  2. What do I want to say? The key takeaways that I believe are worthwhile for myself when writing

  3. What do I want to accomplish? (What is my motivation for writing?) To reference this article about sales writing when writing emails, letters, and proposals.

  4. What is the next step? Will my reader know what the next step is, and who is to take that action? To create a habit of looking at this post before, during, and after each time I write a email, email response, letter, or even when writing software requirements or documentation

The process

Here is the 3-step process outlined in the book. This framework is easy enough to remember that I, or anyone else, could remember it before writing anything.

  1. Pre-writing: the 4 questions I wrote and answered above (analytical step)

  2. Writing: just write (creative step)

  3. Revision: editing! (critical/analytical thinking)

There are 3 types of letters

  1. (Plan A) Routine responses (information) are any conversation with words that is to state information clearly and rarely requires a response

  2. (Plan B) Hostile/Sad responses. The book dedicates “Part Two”, a handful of chapters, on how to respond to irate people, or when writing a response to letters because you fucked up somehow. Think “apologies”.

  3. (Plan C) Sales letters. These have an extremely clear “call to action”

Business is fundamentally a conversation. - Fast Company, 2003

The Buffer Zone

When responding to a not-so-ideal email or letter, or writing some sort of feedback for someone: create a buffer zone (a paragraph) before you lay it on them. The short answer is to try to diffuse the situation, because we are writing and meta-communication issues can arise.
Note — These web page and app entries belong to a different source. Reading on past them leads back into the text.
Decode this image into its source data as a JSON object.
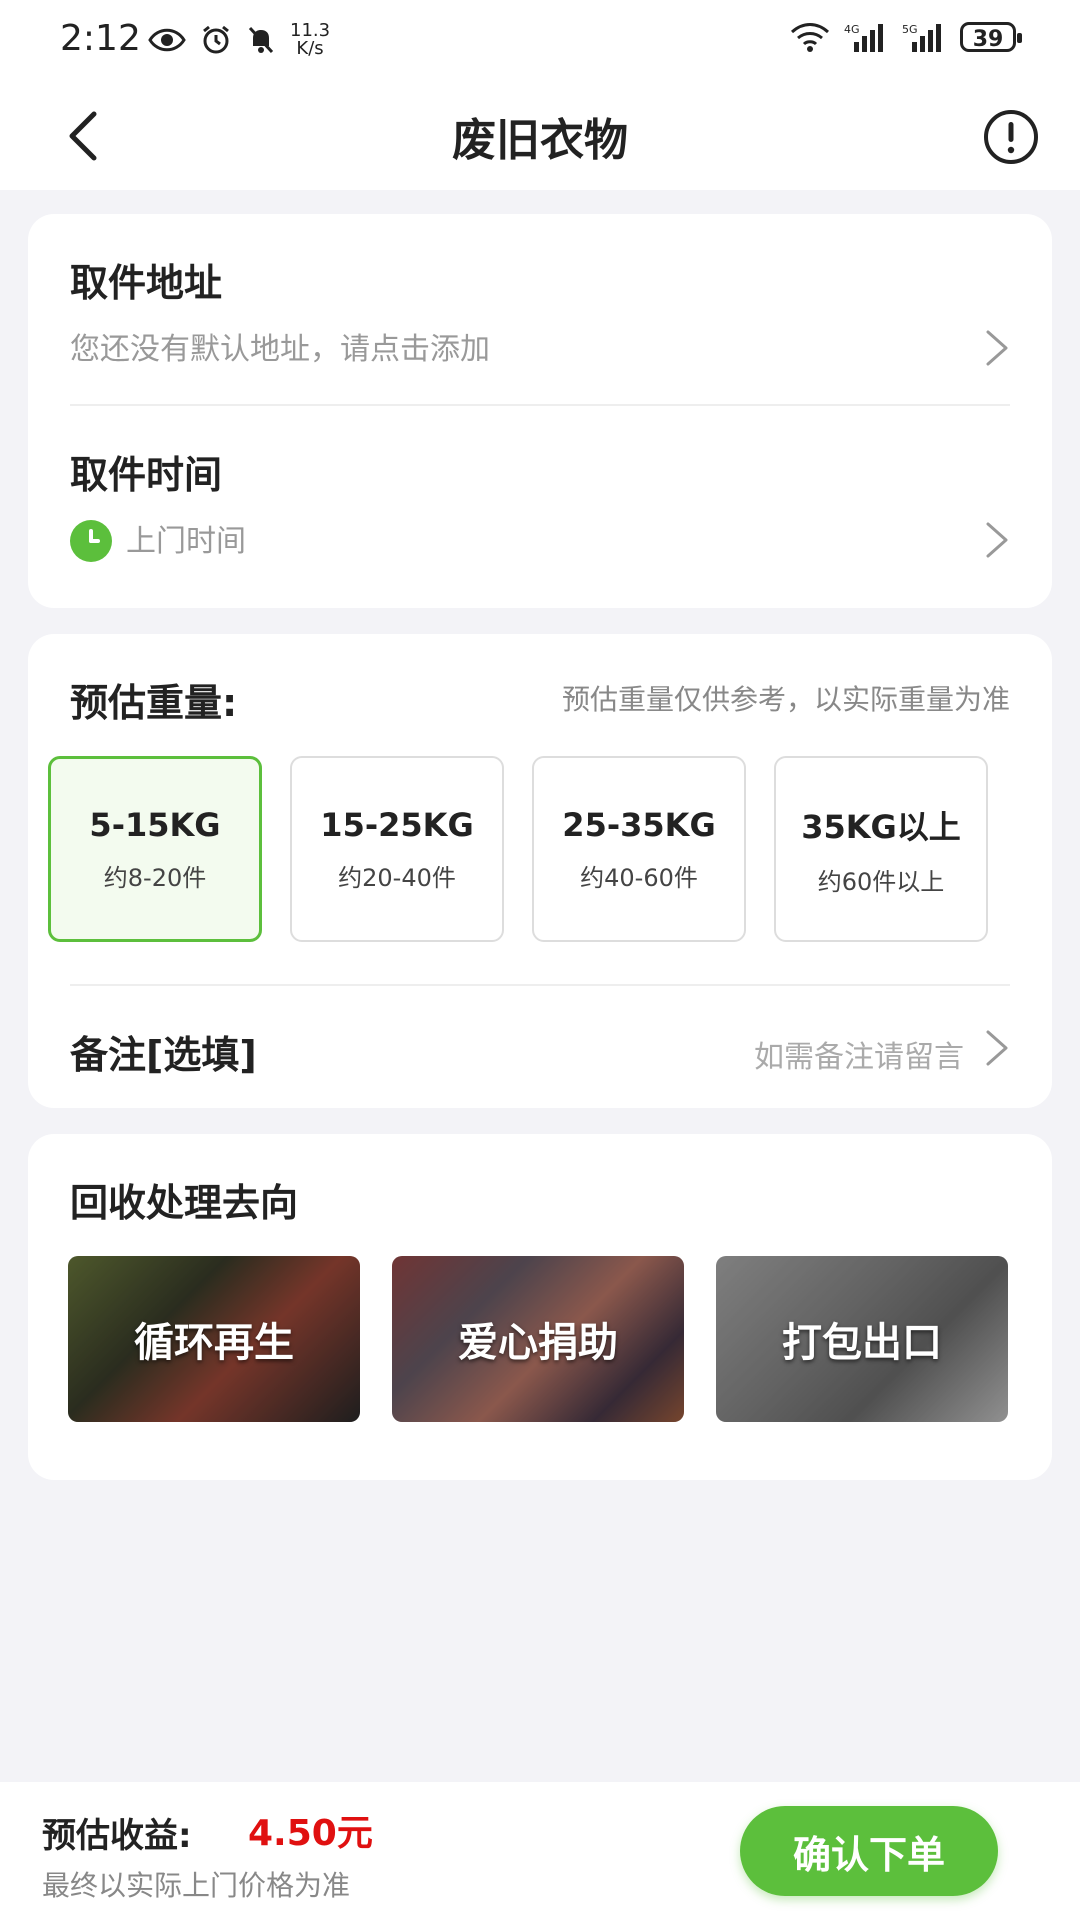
{
  "status_bar": {
    "time": "2:12",
    "speed": "11.3\nK/s",
    "battery": "39"
  },
  "header": {
    "title": "废旧衣物"
  },
  "pickup": {
    "address_title": "取件地址",
    "address_placeholder": "您还没有默认地址，请点击添加",
    "time_title": "取件时间",
    "time_placeholder": "上门时间"
  },
  "weight": {
    "title": "预估重量:",
    "note": "预估重量仅供参考，以实际重量为准",
    "options": [
      {
        "range": "5-15KG",
        "count": "约8-20件",
        "selected": true
      },
      {
        "range": "15-25KG",
        "count": "约20-40件",
        "selected": false
      },
      {
        "range": "25-35KG",
        "count": "约40-60件",
        "selected": false
      },
      {
        "range": "35KG以上",
        "count": "约60件以上",
        "selected": false
      }
    ],
    "remark_title": "备注[选填]",
    "remark_hint": "如需备注请留言"
  },
  "destination": {
    "title": "回收处理去向",
    "tiles": [
      {
        "label": "循环再生"
      },
      {
        "label": "爱心捐助"
      },
      {
        "label": "打包出口"
      }
    ]
  },
  "footer": {
    "earn_label": "预估收益:",
    "earn_value": "4.50元",
    "earn_note": "最终以实际上门价格为准",
    "confirm_label": "确认下单"
  },
  "colors": {
    "accent": "#5cbf3c",
    "price": "#e01010"
  }
}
Doing this step allows the hard truth to be said next.

When writing a response to bad news, or bad results, always remember to state the explanation and justification first in your response and then lay on the bad news in a nice way… and professionally.

Would you rather be happy or right? - Tom Crum
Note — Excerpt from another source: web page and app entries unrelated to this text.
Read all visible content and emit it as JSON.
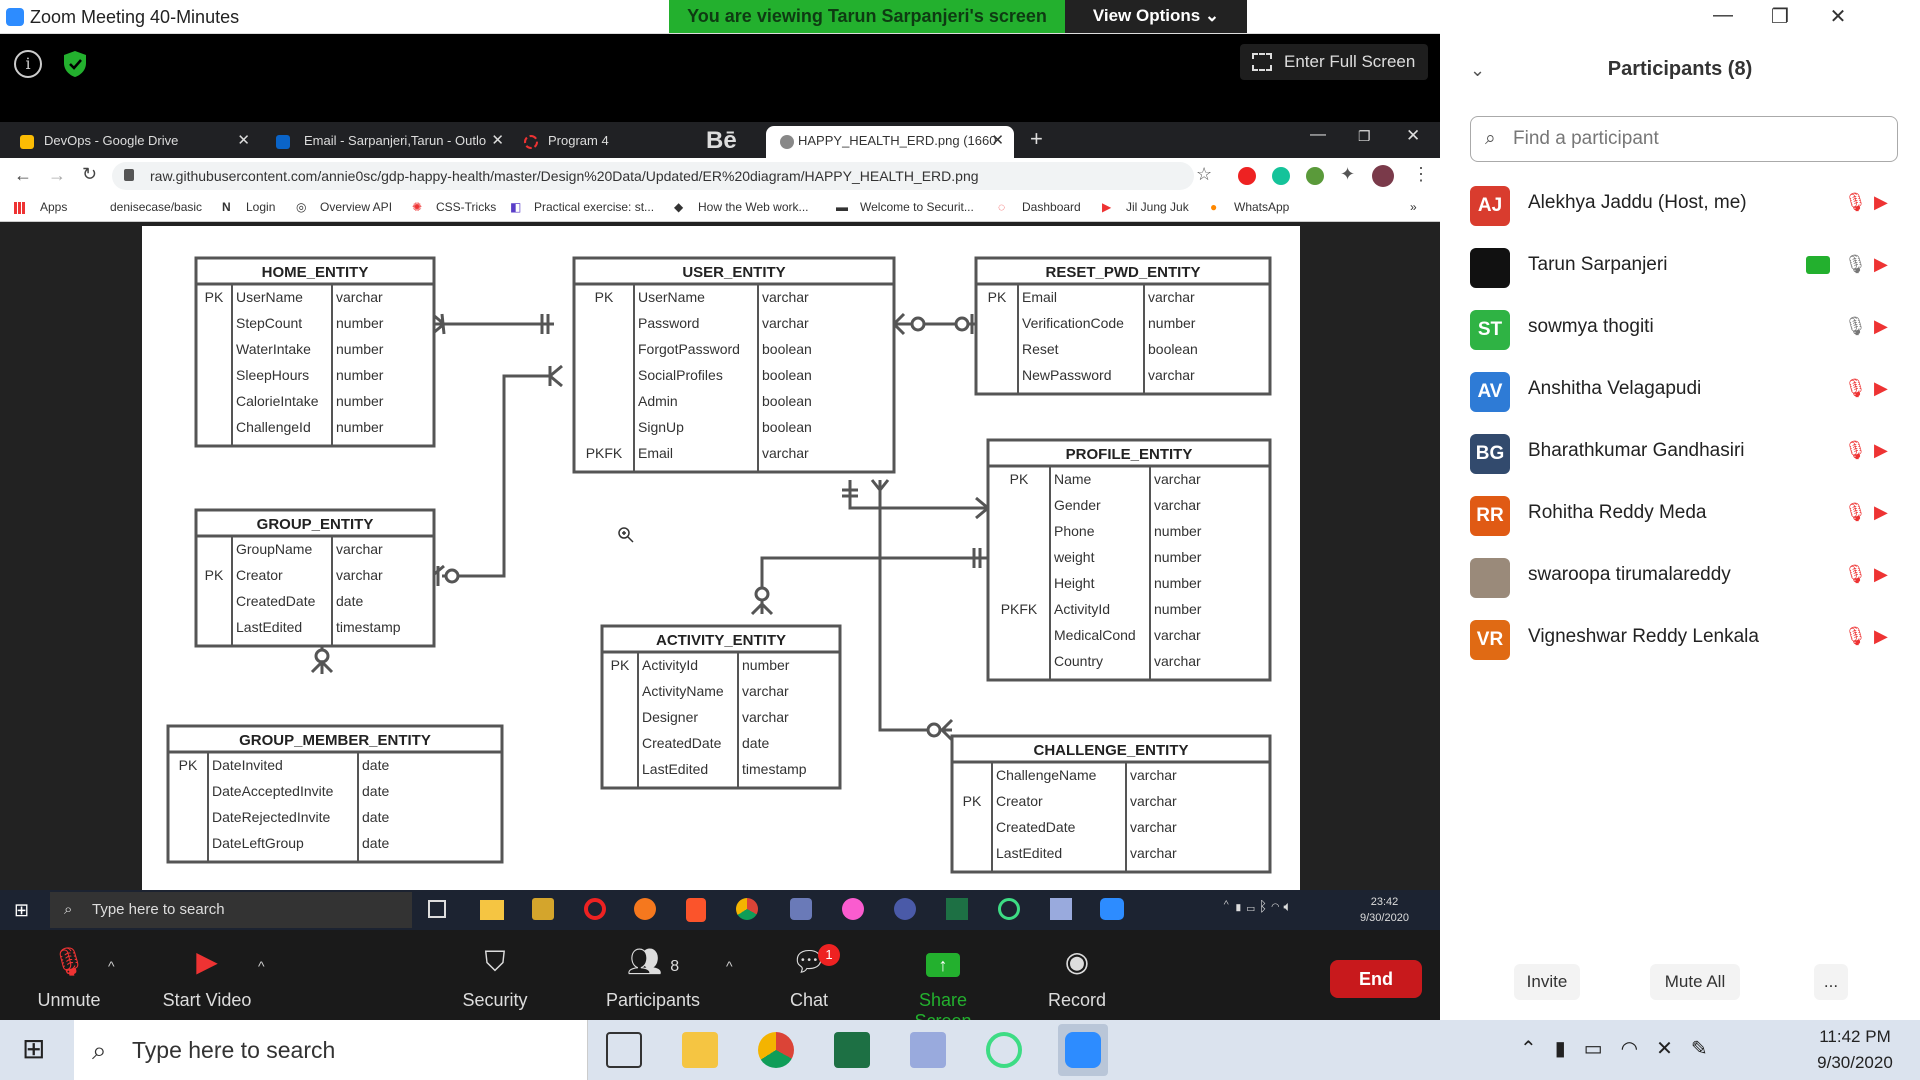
{
  "window": {
    "title": "Zoom Meeting 40-Minutes",
    "viewing_banner": "You are viewing Tarun Sarpanjeri's screen",
    "view_options": "View Options"
  },
  "share": {
    "enter_full_screen": "Enter Full Screen"
  },
  "browser": {
    "tabs": [
      {
        "label": "DevOps - Google Drive"
      },
      {
        "label": "Email - Sarpanjeri,Tarun - Outlo"
      },
      {
        "label": "Program 4"
      },
      {
        "label": "HAPPY_HEALTH_ERD.png (1660"
      }
    ],
    "url": "raw.githubusercontent.com/annie0sc/gdp-happy-health/master/Design%20Data/Updated/ER%20diagram/HAPPY_HEALTH_ERD.png",
    "bookmarks": [
      "Apps",
      "denisecase/basic",
      "Login",
      "Overview API",
      "CSS-Tricks",
      "Practical exercise: st...",
      "How the Web work...",
      "Welcome to Securit...",
      "Dashboard",
      "Jil Jung Juk",
      "WhatsApp"
    ]
  },
  "erd": {
    "entities": [
      {
        "name": "HOME_ENTITY",
        "keys": [
          "PK",
          "",
          "",
          "",
          "",
          ""
        ],
        "fields": [
          "UserName",
          "StepCount",
          "WaterIntake",
          "SleepHours",
          "CalorieIntake",
          "ChallengeId"
        ],
        "types": [
          "varchar",
          "number",
          "number",
          "number",
          "number",
          "number"
        ]
      },
      {
        "name": "USER_ENTITY",
        "keys": [
          "PK",
          "",
          "",
          "",
          "",
          "",
          "PKFK"
        ],
        "fields": [
          "UserName",
          "Password",
          "ForgotPassword",
          "SocialProfiles",
          "Admin",
          "SignUp",
          "Email"
        ],
        "types": [
          "varchar",
          "varchar",
          "boolean",
          "boolean",
          "boolean",
          "boolean",
          "varchar"
        ]
      },
      {
        "name": "RESET_PWD_ENTITY",
        "keys": [
          "PK",
          "",
          "",
          ""
        ],
        "fields": [
          "Email",
          "VerificationCode",
          "Reset",
          "NewPassword"
        ],
        "types": [
          "varchar",
          "number",
          "boolean",
          "varchar"
        ]
      },
      {
        "name": "PROFILE_ENTITY",
        "keys": [
          "PK",
          "",
          "",
          "",
          "",
          "PKFK",
          "",
          ""
        ],
        "fields": [
          "Name",
          "Gender",
          "Phone",
          "weight",
          "Height",
          "ActivityId",
          "MedicalCond",
          "Country"
        ],
        "types": [
          "varchar",
          "varchar",
          "number",
          "number",
          "number",
          "number",
          "varchar",
          "varchar"
        ]
      },
      {
        "name": "GROUP_ENTITY",
        "keys": [
          "",
          "PK",
          "",
          ""
        ],
        "fields": [
          "GroupName",
          "Creator",
          "CreatedDate",
          "LastEdited"
        ],
        "types": [
          "varchar",
          "varchar",
          "date",
          "timestamp"
        ]
      },
      {
        "name": "ACTIVITY_ENTITY",
        "keys": [
          "PK",
          "",
          "",
          "",
          ""
        ],
        "fields": [
          "ActivityId",
          "ActivityName",
          "Designer",
          "CreatedDate",
          "LastEdited"
        ],
        "types": [
          "number",
          "varchar",
          "varchar",
          "date",
          "timestamp"
        ]
      },
      {
        "name": "GROUP_MEMBER_ENTITY",
        "keys": [
          "PK",
          "",
          "",
          ""
        ],
        "fields": [
          "DateInvited",
          "DateAcceptedInvite",
          "DateRejectedInvite",
          "DateLeftGroup"
        ],
        "types": [
          "date",
          "date",
          "date",
          "date"
        ]
      },
      {
        "name": "CHALLENGE_ENTITY",
        "keys": [
          "",
          "PK",
          "",
          ""
        ],
        "fields": [
          "ChallengeName",
          "Creator",
          "CreatedDate",
          "LastEdited"
        ],
        "types": [
          "varchar",
          "varchar",
          "varchar",
          "varchar"
        ]
      }
    ]
  },
  "inner_taskbar": {
    "search": "Type here to search",
    "time": "23:42",
    "date": "9/30/2020"
  },
  "controls": {
    "unmute": "Unmute",
    "start_video": "Start Video",
    "security": "Security",
    "participants": "Participants",
    "participants_count": "8",
    "chat": "Chat",
    "chat_badge": "1",
    "share_screen": "Share Screen",
    "record": "Record",
    "end": "End"
  },
  "panel": {
    "title": "Participants (8)",
    "find_placeholder": "Find a participant",
    "participants": [
      {
        "initials": "AJ",
        "name": "Alekhya Jaddu (Host, me)",
        "color": "#d93c2e"
      },
      {
        "initials": "",
        "name": "Tarun Sarpanjeri",
        "color": "#111111"
      },
      {
        "initials": "ST",
        "name": "sowmya thogiti",
        "color": "#2fb344"
      },
      {
        "initials": "AV",
        "name": "Anshitha Velagapudi",
        "color": "#2e7bd6"
      },
      {
        "initials": "BG",
        "name": "Bharathkumar Gandhasiri",
        "color": "#324a6d"
      },
      {
        "initials": "RR",
        "name": "Rohitha Reddy Meda",
        "color": "#e05a14"
      },
      {
        "initials": "",
        "name": "swaroopa tirumalareddy",
        "color": "#9a8a7a"
      },
      {
        "initials": "VR",
        "name": "Vigneshwar Reddy Lenkala",
        "color": "#e06a14"
      }
    ],
    "invite": "Invite",
    "mute_all": "Mute All",
    "more": "..."
  },
  "windows": {
    "search": "Type here to search",
    "time": "11:42 PM",
    "date": "9/30/2020"
  }
}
An example would be instead of telling an employee they’ve been late to work 4 times this week and it’s unacceptable (page 58), you could tell them that the core working hours are between certain times and that the team has selected these to work the best last year as a policy.

Never, ever, say “you’re sorry”
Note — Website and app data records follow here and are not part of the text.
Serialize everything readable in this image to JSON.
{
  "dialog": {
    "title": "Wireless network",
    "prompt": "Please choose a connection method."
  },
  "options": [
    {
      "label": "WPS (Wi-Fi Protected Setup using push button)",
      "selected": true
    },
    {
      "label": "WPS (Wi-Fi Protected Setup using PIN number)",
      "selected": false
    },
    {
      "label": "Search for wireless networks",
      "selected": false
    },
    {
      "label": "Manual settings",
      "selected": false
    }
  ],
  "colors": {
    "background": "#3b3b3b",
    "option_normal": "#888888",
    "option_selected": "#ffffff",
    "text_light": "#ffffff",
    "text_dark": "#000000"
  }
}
Legal reasons.

Great leaders are always great simplifiers who can cut through argument, debate and doubt to offer a solution everyone can understand. - Colin Powell, Secretary of State

Write to their needs, not yours

Focus on what matters to them, not you. No one gives a shit about what you’re selling unless you’re telling them how exactly whatever it may be is going to help them. Templates for your emails and stuff work because of the quantity. Everyone is different which means a template will only make you look like an idiot and will probably get your email deleted or your letter thrown away. 1 sale could make you $10,000,000 or you can send 1,000’s of templated emails daily and hopefully get your 1% conversions and your $10,000,000 over 30 years possibly.

Build interest using words tailored to how you think they respond

Use Auditory words like “You’ll be hearing from me”. Visual words like, “This is place has the beautiful clouds and blue skys”. Kinesthetic words like, “Something you could never imagine”. Use these more.

Use Social Proof

Self explanatory, no?

The secret of being a bore is to tell everything. - Voltaire

Be explicit

Stop saying “Thanks in advance” or any other bullshit around the whole “We appreciate your business and look forward to talking to you”. Instead, say “I’ll call you tomorrow, Wednesday, at 9AM EST” type situation.

Always revise

The final step of writing is emphasized: always revise and read your letter before sending it. Repeat that 3 times in your head.

This also means to use spell-check and make sure the correct word your using, is the correct word you should be using.

When writing a blog title

Cross out every other word in your title and see what you end up with. Massage it a bit and it’s more than likely more compelling than the original. Don’t say in 10 words what you can in 3.

My Review

The book is good enough. It’s a short-read and showed me a few things I did not know. It showed me a lot of what I already know that I took for granted and has brought it to my attention to pay attention to more everytime I write now.

Power Sales Writing (on Amazon)